Opposition Leader Stéphane Dion welcomed the court's call for new safeguards and appeared to approve of the proposal for special advocates.

But Mr. Macdonald, the British barrister, said in an interview, he found himself with the often bootless task of dealing with vague "assessments" of intelligence agents rather than hard evidence of wrongdoing that police -- who are often excluded from security cases -- are trained to provide. And as he told British MPs, he came to see his job as bringing "some kind of fig leaf of respectability and legitimacy to a process which I found odious."

With a report from Campbell Clark


Winnipeg Free Press
Conservatives 'sustain' security certificates
Government may tweak regime struck down by Supreme Court

Tue Feb 27 2007

By Andrew Mayeda
OTTAWA -- Only days after the Supreme Court struck down parts of the security-certificate regime as unconstitutional, Prime Minister Stephen Harper vowed to "sustain" the system used to detain non-citizens believed to pose a national-security threat.

The Supreme Court ruled Friday that withholding evidence from individuals detained on security certificates violates the Charter of Rights and Freedoms.

On the day the ruling was released, Harper's ministers would only say the government would respond to the decision in a "timely and decisive fashion." In his first comment in the Commons on the ruling, Harper went a step further and confirmed the government plans to continue using security certificates in some form.

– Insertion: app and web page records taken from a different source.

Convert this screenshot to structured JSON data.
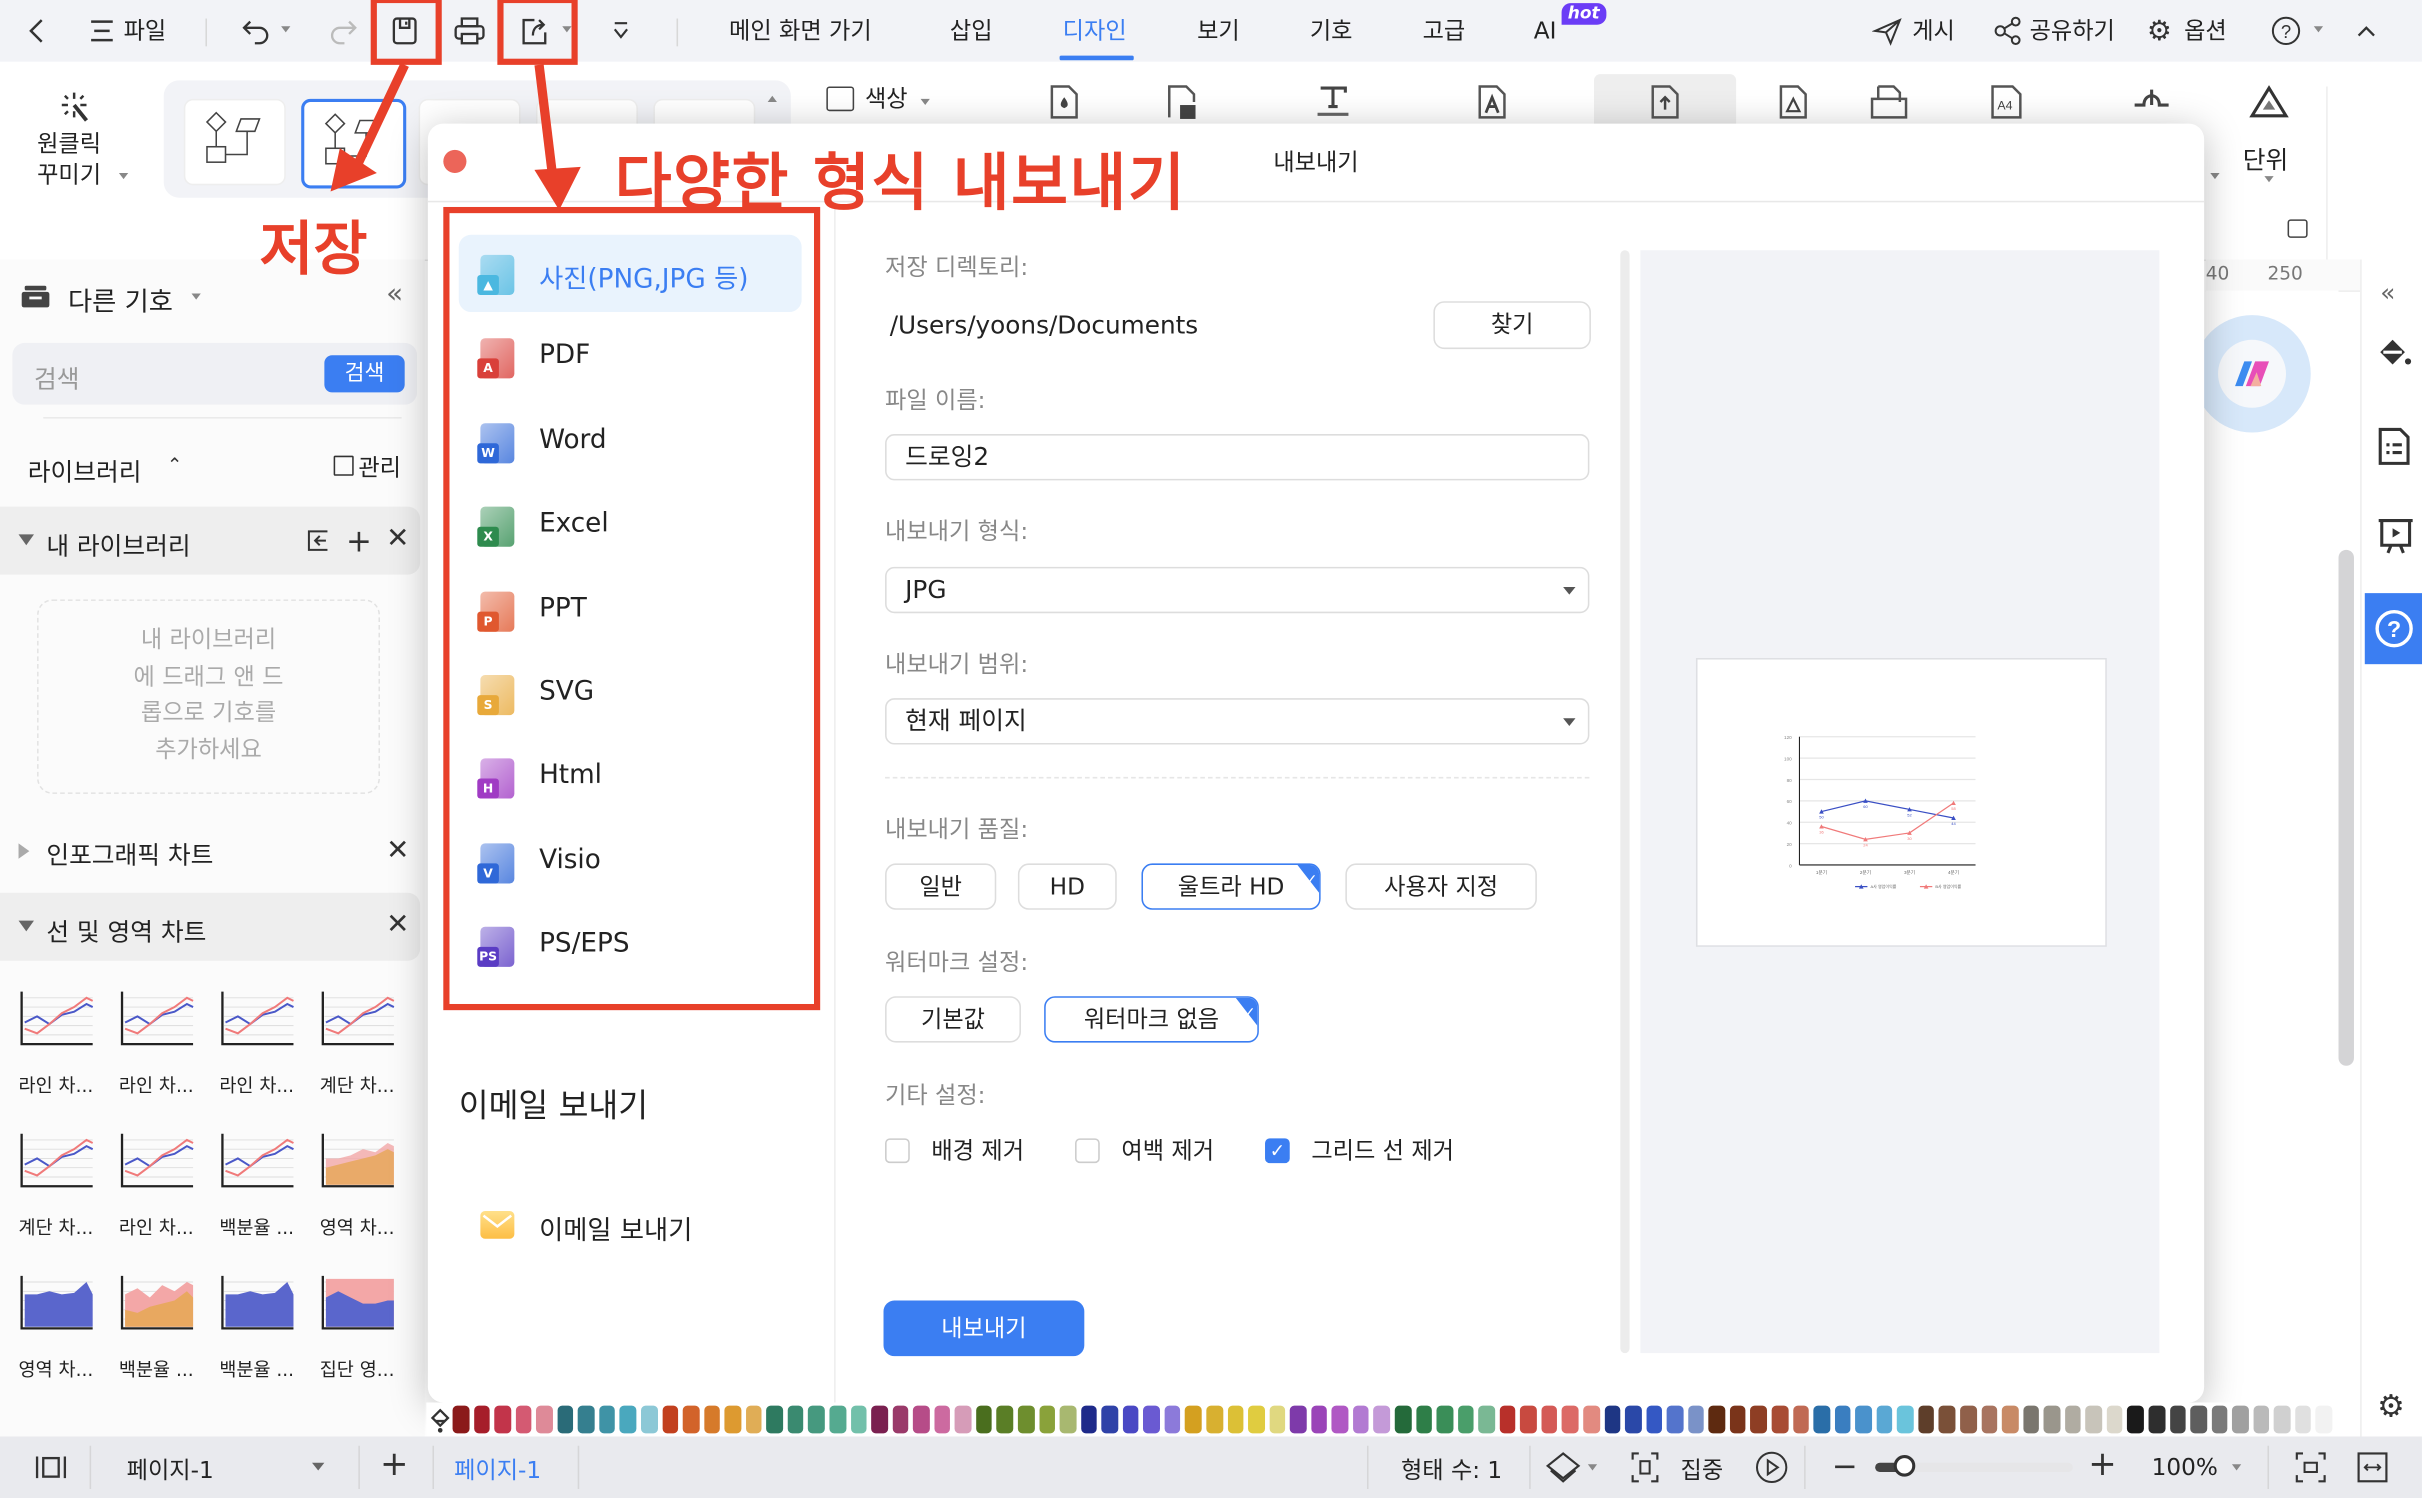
{
  "topbar": {
    "file_label": "파일",
    "tabs": [
      {
        "label": "메인 화면 가기",
        "active": false
      },
      {
        "label": "삽입",
        "active": false
      },
      {
        "label": "디자인",
        "active": true
      },
      {
        "label": "보기",
        "active": false
      },
      {
        "label": "기호",
        "active": false
      },
      {
        "label": "고급",
        "active": false
      },
      {
        "label": "AI",
        "active": false,
        "badge": "hot"
      }
    ],
    "publish_label": "게시",
    "share_label": "공유하기",
    "options_label": "옵션"
  },
  "ribbon": {
    "one_click_label_1": "원클릭",
    "one_click_label_2": "꾸미기",
    "color_label": "색상",
    "unit_label": "단위"
  },
  "ruler": {
    "ticks": [
      "40",
      "250"
    ]
  },
  "left_panel": {
    "title": "다른 기호",
    "search_placeholder": "검색",
    "search_button": "검색",
    "library_label": "라이브러리",
    "manage_label": "관리",
    "my_library_label": "내 라이브러리",
    "my_library_hint": [
      "내 라이브러리",
      "에 드래그 앤 드",
      "롭으로 기호를",
      "추가하세요"
    ],
    "infographic_label": "인포그래픽 차트",
    "line_area_label": "선 및 영역 차트",
    "chart_items": [
      "라인 차...",
      "라인 차...",
      "라인 차...",
      "계단 차...",
      "계단 차...",
      "라인 차...",
      "백분율 ...",
      "영역 차...",
      "영역 차...",
      "백분율 ...",
      "백분율 ...",
      "집단 영..."
    ]
  },
  "annotations": {
    "save_label": "저장",
    "export_label": "다양한 형식 내보내기",
    "color": "#e8402a"
  },
  "dialog": {
    "title": "내보내기",
    "formats": [
      {
        "label": "사진(PNG,JPG 등)",
        "icon": "image-file-icon",
        "color": "#4bb8e0",
        "badge": "",
        "active": true
      },
      {
        "label": "PDF",
        "icon": "pdf-file-icon",
        "color": "#d9403a",
        "badge": "A",
        "active": false
      },
      {
        "label": "Word",
        "icon": "word-file-icon",
        "color": "#2f68d8",
        "badge": "W",
        "active": false
      },
      {
        "label": "Excel",
        "icon": "excel-file-icon",
        "color": "#2e8b4e",
        "badge": "X",
        "active": false
      },
      {
        "label": "PPT",
        "icon": "ppt-file-icon",
        "color": "#e0582f",
        "badge": "P",
        "active": false
      },
      {
        "label": "SVG",
        "icon": "svg-file-icon",
        "color": "#e8a93a",
        "badge": "S",
        "active": false
      },
      {
        "label": "Html",
        "icon": "html-file-icon",
        "color": "#a03bc4",
        "badge": "H",
        "active": false
      },
      {
        "label": "Visio",
        "icon": "visio-file-icon",
        "color": "#2f68d8",
        "badge": "V",
        "active": false
      },
      {
        "label": "PS/EPS",
        "icon": "ps-file-icon",
        "color": "#5a3cc4",
        "badge": "PS",
        "active": false
      }
    ],
    "email_section_title": "이메일 보내기",
    "email_item_label": "이메일 보내기",
    "directory_label": "저장 디렉토리:",
    "directory_value": "/Users/yoons/Documents",
    "browse_button": "찾기",
    "filename_label": "파일 이름:",
    "filename_value": "드로잉2",
    "format_label": "내보내기 형식:",
    "format_value": "JPG",
    "range_label": "내보내기 범위:",
    "range_value": "현재 페이지",
    "quality_label": "내보내기 품질:",
    "quality_options": [
      {
        "label": "일반",
        "selected": false
      },
      {
        "label": "HD",
        "selected": false
      },
      {
        "label": "울트라 HD",
        "selected": true
      },
      {
        "label": "사용자 지정",
        "selected": false
      }
    ],
    "watermark_label": "워터마크 설정:",
    "watermark_options": [
      {
        "label": "기본값",
        "selected": false
      },
      {
        "label": "워터마크 없음",
        "selected": true
      }
    ],
    "other_label": "기타 설정:",
    "other_options": [
      {
        "label": "배경 제거",
        "checked": false
      },
      {
        "label": "여백 제거",
        "checked": false
      },
      {
        "label": "그리드 선 제거",
        "checked": true
      }
    ],
    "export_button": "내보내기"
  },
  "chart_data": {
    "type": "line",
    "categories": [
      "1분기",
      "2분기",
      "3분기",
      "4분기"
    ],
    "series": [
      {
        "name": "A사 영업이익률",
        "values": [
          50,
          60,
          52,
          44
        ],
        "color": "#3a4fc4"
      },
      {
        "name": "B사 영업이익률",
        "values": [
          36,
          24,
          30,
          58
        ],
        "color": "#f07a7a"
      }
    ],
    "ylim": [
      0,
      120
    ],
    "yticks": [
      0,
      20,
      40,
      60,
      80,
      100,
      120
    ],
    "grid": true,
    "legend": "bottom"
  },
  "statusbar": {
    "page_select": "페이지-1",
    "page_tab": "페이지-1",
    "shape_count": "형태 수: 1",
    "focus_label": "집중",
    "zoom_value": "100%",
    "zoom_fraction": 0.15
  },
  "palette": [
    "#8b1a1a",
    "#a61e2a",
    "#c2344a",
    "#d45a72",
    "#de8a98",
    "#2a6b78",
    "#357f8f",
    "#3f93a6",
    "#4aa8be",
    "#8cc8d6",
    "#c2401e",
    "#d2632a",
    "#d67a2a",
    "#dd9a30",
    "#e0ad56",
    "#2e7a60",
    "#3a8a70",
    "#46997f",
    "#55aa90",
    "#72c0aa",
    "#7a2050",
    "#9a3a6a",
    "#b64c88",
    "#cc6aa0",
    "#d69cb8",
    "#4a6e1e",
    "#5a7e26",
    "#6e8e2e",
    "#8aa23a",
    "#a8b870",
    "#1e2a8a",
    "#2f42a8",
    "#4a48c4",
    "#6a5ad2",
    "#8c7ada",
    "#d4a020",
    "#d8b030",
    "#dcc036",
    "#e0cc40",
    "#e0d880",
    "#7e3aaa",
    "#9a44b8",
    "#b058c4",
    "#b27ad2",
    "#c49ad8",
    "#246a3a",
    "#2e7e48",
    "#3a8e58",
    "#4a9e6a",
    "#7ab894",
    "#b8302a",
    "#c84a40",
    "#d45a56",
    "#dc6a66",
    "#e28a80",
    "#1e3684",
    "#2a48a8",
    "#3458c4",
    "#5474cc",
    "#7a92c8",
    "#5e2a10",
    "#7a341a",
    "#8e3e24",
    "#a84c34",
    "#c06a54",
    "#2a6ea8",
    "#3a7ec0",
    "#4a92cc",
    "#5aa8d4",
    "#6ac4dc",
    "#5e3e2a",
    "#7a5038",
    "#90604a",
    "#a87460",
    "#c88a66",
    "#7a766e",
    "#9a968c",
    "#b0aca2",
    "#c8c4ba",
    "#dcd8cc",
    "#1a1a1a",
    "#2e2e2e",
    "#444444",
    "#5e5e5e",
    "#7a7a7a",
    "#a0a0a0",
    "#bababa",
    "#d0d0d0",
    "#e0e0e0",
    "#f2f2f2"
  ]
}
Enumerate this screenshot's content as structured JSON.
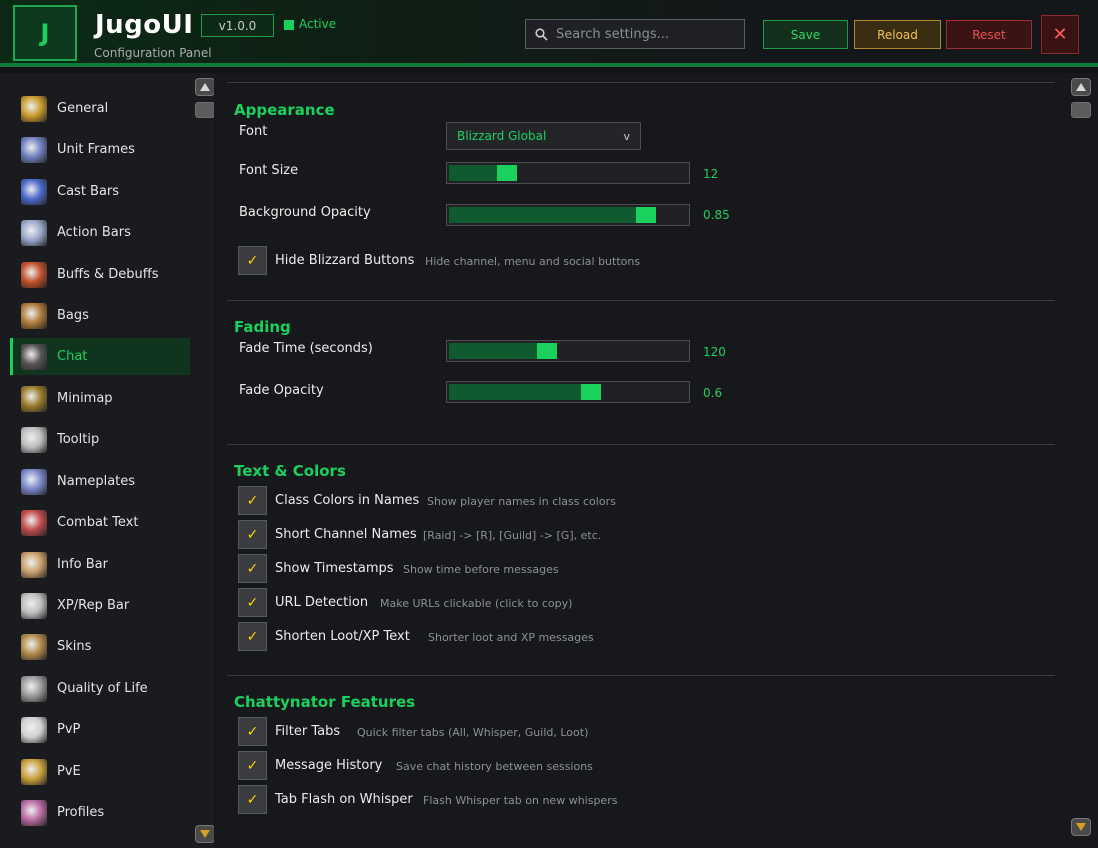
{
  "header": {
    "logo_letter": "J",
    "title": "JugoUI",
    "subtitle": "Configuration Panel",
    "version": "v1.0.0",
    "status": "Active",
    "search_placeholder": "Search settings...",
    "save_label": "Save",
    "reload_label": "Reload",
    "reset_label": "Reset",
    "close_label": "✕"
  },
  "sidebar": {
    "items": [
      {
        "label": "General",
        "icon": "gear-gold-icon",
        "color": "#c79a2b"
      },
      {
        "label": "Unit Frames",
        "icon": "unit-frames-icon",
        "color": "#6f7fbf"
      },
      {
        "label": "Cast Bars",
        "icon": "cast-bars-icon",
        "color": "#4a68c9"
      },
      {
        "label": "Action Bars",
        "icon": "action-bars-icon",
        "color": "#9aa6c9"
      },
      {
        "label": "Buffs & Debuffs",
        "icon": "buffs-icon",
        "color": "#c0502a"
      },
      {
        "label": "Bags",
        "icon": "bag-icon",
        "color": "#b07a3a"
      },
      {
        "label": "Chat",
        "icon": "chat-icon",
        "color": "#555"
      },
      {
        "label": "Minimap",
        "icon": "minimap-icon",
        "color": "#9a7a2a"
      },
      {
        "label": "Tooltip",
        "icon": "tooltip-icon",
        "color": "#bdbdbd"
      },
      {
        "label": "Nameplates",
        "icon": "nameplates-icon",
        "color": "#7a86c9"
      },
      {
        "label": "Combat Text",
        "icon": "combat-text-icon",
        "color": "#c04a4a"
      },
      {
        "label": "Info Bar",
        "icon": "info-bar-icon",
        "color": "#c9a06a"
      },
      {
        "label": "XP/Rep Bar",
        "icon": "xp-rep-icon",
        "color": "#bdbdbd"
      },
      {
        "label": "Skins",
        "icon": "skins-icon",
        "color": "#b08a4a"
      },
      {
        "label": "Quality of Life",
        "icon": "qol-icon",
        "color": "#9a9a9a"
      },
      {
        "label": "PvP",
        "icon": "pvp-icon",
        "color": "#d0d0d0"
      },
      {
        "label": "PvE",
        "icon": "pve-icon",
        "color": "#c9a03a"
      },
      {
        "label": "Profiles",
        "icon": "profiles-icon",
        "color": "#b86aa0"
      }
    ],
    "active_index": 6
  },
  "appearance": {
    "title": "Appearance",
    "font_label": "Font",
    "font_value": "Blizzard Global",
    "font_size_label": "Font Size",
    "font_size_value": "12",
    "font_size_fraction": 0.22,
    "bg_opacity_label": "Background Opacity",
    "bg_opacity_value": "0.85",
    "bg_opacity_fraction": 0.85,
    "hide_buttons_label": "Hide Blizzard Buttons",
    "hide_buttons_desc": "Hide channel, menu and social buttons"
  },
  "fading": {
    "title": "Fading",
    "fade_time_label": "Fade Time (seconds)",
    "fade_time_value": "120",
    "fade_time_fraction": 0.4,
    "fade_opacity_label": "Fade Opacity",
    "fade_opacity_value": "0.6",
    "fade_opacity_fraction": 0.6
  },
  "text_colors": {
    "title": "Text & Colors",
    "options": [
      {
        "label": "Class Colors in Names",
        "desc": "Show player names in class colors"
      },
      {
        "label": "Short Channel Names",
        "desc": "[Raid] -> [R], [Guild] -> [G], etc."
      },
      {
        "label": "Show Timestamps",
        "desc": "Show time before messages"
      },
      {
        "label": "URL Detection",
        "desc": "Make URLs clickable (click to copy)"
      },
      {
        "label": "Shorten Loot/XP Text",
        "desc": "Shorter loot and XP messages"
      }
    ]
  },
  "chattynator": {
    "title": "Chattynator Features",
    "options": [
      {
        "label": "Filter Tabs",
        "desc": "Quick filter tabs (All, Whisper, Guild, Loot)"
      },
      {
        "label": "Message History",
        "desc": "Save chat history between sessions"
      },
      {
        "label": "Tab Flash on Whisper",
        "desc": "Flash Whisper tab on new whispers"
      }
    ]
  },
  "check_mark": "✓",
  "dropdown_chevron": "v",
  "colors": {
    "accent": "#1bd15e",
    "reload": "#f2c24e",
    "reset": "#e85252"
  }
}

"The Supreme Court said that the security certificate process is necessary for public safety in the fight against terrorism. It did find some provisions unconstitutional," Harper conceded.

However, he said the ruling "laid out for Parliament a pretty clear road map on how to rectify the legislation so that we can continue to sustain the security-certificate regime."

Harper's comments gave the strongest indication yet the government plans to tweak the regime, rather than scrap it.

Although the Supreme Court struck down parts of the system, it gave the government one year to rewrite the immigration law that enables security certificates.

Under the system, the government can detain permanent residents and foreign nationals without charge and seek to deport them. A Federal Court judge weighs the evidence in private, in the absence of the individual or his lawyer.

Meanwhile, Public Safety Minister Stockwell Day made it clear Monday the government has no intention of closing the $3.2-million "immigration holding centre" near Kingston, Ont., where three men are being held on security certificates.

Critics have dubbed the holding centre "Guantanamo North," in reference to the U.S. military prison in Guantanamo Bay, Cuba, where detainees have made allegations of torture.

New Democrat MP Bill Siksay noted the three men -- Mohammad Mahjoub, Mahmoud Jaballah and Hassan Almrei -- have been on hunger strike at the facility for nearly three months. He called on Day to appoint the federal correctional investigator to probe the men's complaints, and asked if the minister would start negotiations on their release.

Day rejected the idea of creating "another layer of bureaucracy to deal with the problem," noting the government already has Red Cross officials visit the facility on a regular basis and makes available a "health-care practitioner" every day.

-- CanWest News Service